(Items from an interface collection)
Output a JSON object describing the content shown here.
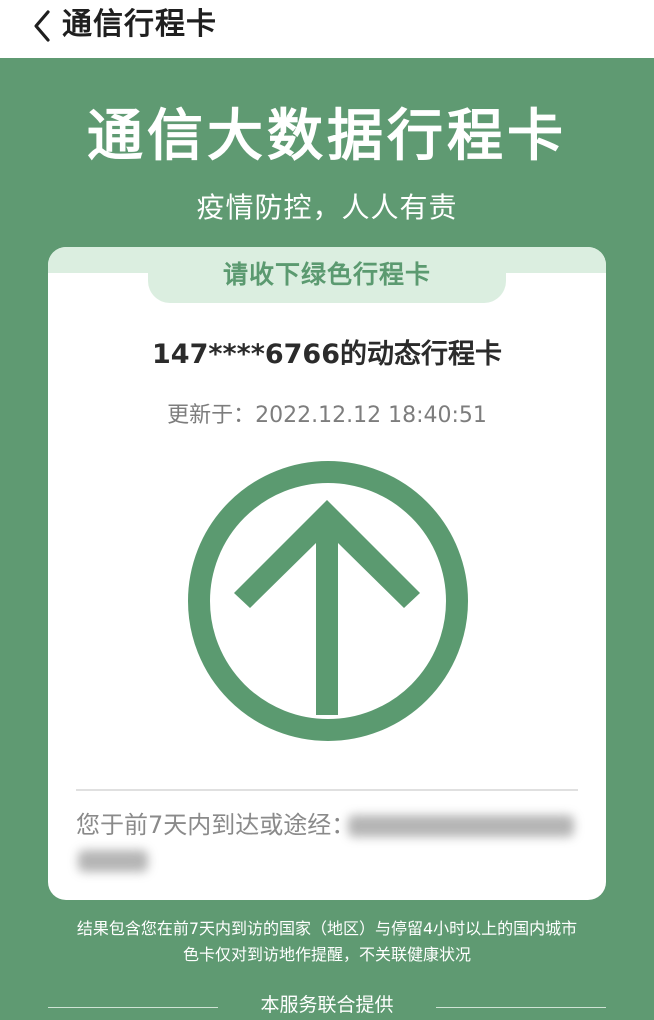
{
  "nav": {
    "title": "通信行程卡",
    "back_icon": "chevron-left-icon"
  },
  "header": {
    "main_title": "通信大数据行程卡",
    "slogan": "疫情防控，人人有责"
  },
  "card": {
    "tab_label": "请收下绿色行程卡",
    "phone_title": "147****6766的动态行程卡",
    "update_label": "更新于：",
    "update_time": "2022.12.12 18:40:51",
    "status_icon": "green-up-arrow-icon",
    "route_label": "您于前7天内到达或途经："
  },
  "footer": {
    "note_line1": "结果包含您在前7天内到访的国家（地区）与停留4小时以上的国内城市",
    "note_line2": "色卡仅对到访地作提醒，不关联健康状况",
    "provider": "本服务联合提供"
  },
  "colors": {
    "background_green": "#5f9a72",
    "tab_band": "#dbeee0",
    "status_green": "#5b9a70",
    "card_white": "#ffffff"
  }
}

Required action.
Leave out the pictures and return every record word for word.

Your response.
Output a JSON object describing the content shown here.
{
  "nav": {
    "title": "通信行程卡",
    "back_icon": "chevron-left-icon"
  },
  "header": {
    "main_title": "通信大数据行程卡",
    "slogan": "疫情防控，人人有责"
  },
  "card": {
    "tab_label": "请收下绿色行程卡",
    "phone_title": "147****6766的动态行程卡",
    "update_label": "更新于：",
    "update_time": "2022.12.12 18:40:51",
    "status_icon": "green-up-arrow-icon",
    "route_label": "您于前7天内到达或途经："
  },
  "footer": {
    "note_line1": "结果包含您在前7天内到访的国家（地区）与停留4小时以上的国内城市",
    "note_line2": "色卡仅对到访地作提醒，不关联健康状况",
    "provider": "本服务联合提供"
  },
  "colors": {
    "background_green": "#5f9a72",
    "tab_band": "#dbeee0",
    "status_green": "#5b9a70",
    "card_white": "#ffffff"
  }
}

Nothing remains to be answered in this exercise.